While we were investigating La Tranche-sur-Mer yesterday, Carol found a post card depicting a large cargo vessel parked on the beach at Les Sables d’Olonne, embarrassingly close to the promenade. It had apparently been driven ashore during a bad storm, we thought in early May. Largely in the hope that it would still be stranded, but also because we wanted to see Les Sables anyway, we loaded the bikes onto the car so that we could park outside the town and cycle in, and set off.
Managing with difficulty to avoid car parks with height restriction barriers that would have creamed our bikes, we got parked, picked up the cycle track and pedalled into Les Sables. Serious disappointment – no stranded large cargo vessel. What you-know-who had read as "May" had, in fact, been "March" and the recovery operation had been completed. Mon Dieu! We can’t have a large cargo vessel taking up valuable sun-worshipping beach space now, can we?
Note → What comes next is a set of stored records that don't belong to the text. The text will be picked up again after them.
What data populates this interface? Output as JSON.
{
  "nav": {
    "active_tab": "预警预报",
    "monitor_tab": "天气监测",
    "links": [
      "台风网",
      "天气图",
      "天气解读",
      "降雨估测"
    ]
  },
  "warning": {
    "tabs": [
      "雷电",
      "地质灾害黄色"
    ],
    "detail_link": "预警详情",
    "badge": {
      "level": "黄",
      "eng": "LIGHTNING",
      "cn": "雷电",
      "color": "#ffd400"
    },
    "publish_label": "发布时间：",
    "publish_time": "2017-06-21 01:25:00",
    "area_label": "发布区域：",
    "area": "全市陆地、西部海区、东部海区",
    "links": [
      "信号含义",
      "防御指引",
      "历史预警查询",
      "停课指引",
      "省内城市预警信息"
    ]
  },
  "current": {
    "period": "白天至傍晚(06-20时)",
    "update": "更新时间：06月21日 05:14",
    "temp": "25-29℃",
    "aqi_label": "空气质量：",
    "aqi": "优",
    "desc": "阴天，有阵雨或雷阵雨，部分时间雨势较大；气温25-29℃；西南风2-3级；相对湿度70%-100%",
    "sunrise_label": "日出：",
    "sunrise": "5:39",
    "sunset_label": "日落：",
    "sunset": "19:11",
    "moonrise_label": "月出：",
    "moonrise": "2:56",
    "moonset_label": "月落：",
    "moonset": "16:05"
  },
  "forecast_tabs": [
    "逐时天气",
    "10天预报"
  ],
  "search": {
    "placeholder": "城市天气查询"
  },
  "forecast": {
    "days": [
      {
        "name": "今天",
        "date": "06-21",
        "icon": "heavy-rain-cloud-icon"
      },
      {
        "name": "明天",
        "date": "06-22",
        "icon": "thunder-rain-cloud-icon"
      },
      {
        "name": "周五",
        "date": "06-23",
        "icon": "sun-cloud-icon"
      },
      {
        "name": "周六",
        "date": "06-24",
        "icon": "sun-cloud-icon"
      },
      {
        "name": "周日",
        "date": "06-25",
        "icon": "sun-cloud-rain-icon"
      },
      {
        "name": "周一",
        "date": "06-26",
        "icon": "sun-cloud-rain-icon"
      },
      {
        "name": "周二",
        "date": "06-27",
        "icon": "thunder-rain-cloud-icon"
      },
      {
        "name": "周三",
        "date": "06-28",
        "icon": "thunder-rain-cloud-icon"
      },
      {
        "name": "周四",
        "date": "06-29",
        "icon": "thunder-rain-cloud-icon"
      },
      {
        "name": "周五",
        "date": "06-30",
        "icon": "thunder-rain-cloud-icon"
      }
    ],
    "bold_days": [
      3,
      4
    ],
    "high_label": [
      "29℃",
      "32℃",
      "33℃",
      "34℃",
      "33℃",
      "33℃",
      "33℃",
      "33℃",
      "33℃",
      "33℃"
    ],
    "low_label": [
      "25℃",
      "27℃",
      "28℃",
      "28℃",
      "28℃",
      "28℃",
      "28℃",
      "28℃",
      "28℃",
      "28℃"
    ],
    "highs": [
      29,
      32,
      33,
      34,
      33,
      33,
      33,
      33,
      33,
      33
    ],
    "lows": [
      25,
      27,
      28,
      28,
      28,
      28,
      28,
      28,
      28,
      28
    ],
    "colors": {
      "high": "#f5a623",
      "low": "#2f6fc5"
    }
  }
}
Undaunted, we poodled around Les Sables looking at the various remaining sites, none of which were as interesting as a beached large cargo vessel. Then it was back to the car, bikes back on the roof, and off to search for the Les Sables McDonalds. Not only did we find it, complete with McWiFi, but, since it was getting well into lunch time, I broke the habit of a lifetime and bought McDonalds version of food, a "Chicken Mythic" with Yankee McSauce, as well as the usual two espressos and ice cream (sundae de la saison) for you-know-who. I won’t bother again; the "Chicken Mythic" was predictably McTasteless. I won’t try again.
My late afternoon/early evening was spent on a jay hunt. We had a local jay which seemed to be doing a relatively predictable round of the campsite. Part of its routine was to look for insects on a wood pile and fence opposite our pitch. I bolted on the long lens and tried to wait patiently. (Patiently, for me, means not fidgeting more than once per minute. This is why I could never be a fisherman.) My version of patience paid off in the end and the jay, relatively undaunted by my approach, posed for a photo shoot. The jay wasn’t a pristine example, having a few ruffled feathers, but the resulting bird filling the viewfinder constituted something of a victory.